• WORK TO COMPLETE:
Your job is to return every line in the data holding the string "label".

(Website and app data records)
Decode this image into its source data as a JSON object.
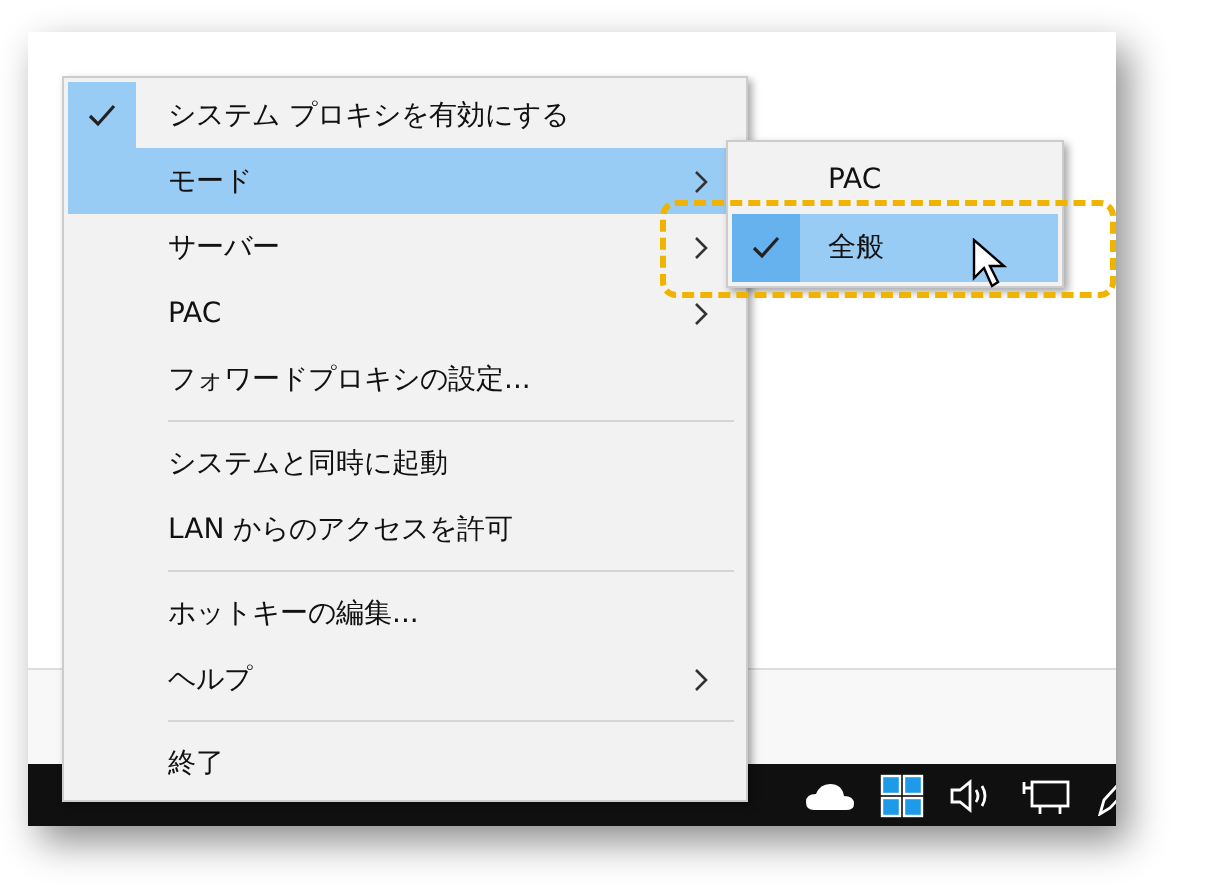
{
  "menu": {
    "items": [
      {
        "kind": "item",
        "label": "システム プロキシを有効にする",
        "checked": true,
        "highlighted": false,
        "submenu": false
      },
      {
        "kind": "item",
        "label": "モード",
        "checked": false,
        "highlighted": true,
        "submenu": true
      },
      {
        "kind": "item",
        "label": "サーバー",
        "checked": false,
        "highlighted": false,
        "submenu": true
      },
      {
        "kind": "item",
        "label": "PAC",
        "checked": false,
        "highlighted": false,
        "submenu": true
      },
      {
        "kind": "item",
        "label": "フォワードプロキシの設定...",
        "checked": false,
        "highlighted": false,
        "submenu": false
      },
      {
        "kind": "separator"
      },
      {
        "kind": "item",
        "label": "システムと同時に起動",
        "checked": false,
        "highlighted": false,
        "submenu": false
      },
      {
        "kind": "item",
        "label": "LAN からのアクセスを許可",
        "checked": false,
        "highlighted": false,
        "submenu": false
      },
      {
        "kind": "separator"
      },
      {
        "kind": "item",
        "label": "ホットキーの編集...",
        "checked": false,
        "highlighted": false,
        "submenu": false
      },
      {
        "kind": "item",
        "label": "ヘルプ",
        "checked": false,
        "highlighted": false,
        "submenu": true
      },
      {
        "kind": "separator"
      },
      {
        "kind": "item",
        "label": "終了",
        "checked": false,
        "highlighted": false,
        "submenu": false
      }
    ]
  },
  "submenu": {
    "items": [
      {
        "label": "PAC",
        "checked": false,
        "highlighted": false
      },
      {
        "label": "全般",
        "checked": true,
        "highlighted": true
      }
    ]
  }
}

• RESULT FOR THIS EXERCISE:
        "label": "システム プロキシを有効にする",
        "label": "モード",
        "label": "サーバー",
        "label": "PAC",
        "label": "フォワードプロキシの設定...",
        "label": "システムと同時に起動",
        "label": "LAN からのアクセスを許可",
        "label": "ホットキーの編集...",
        "label": "ヘルプ",
        "label": "終了",
        "label": "PAC",
        "label": "全般",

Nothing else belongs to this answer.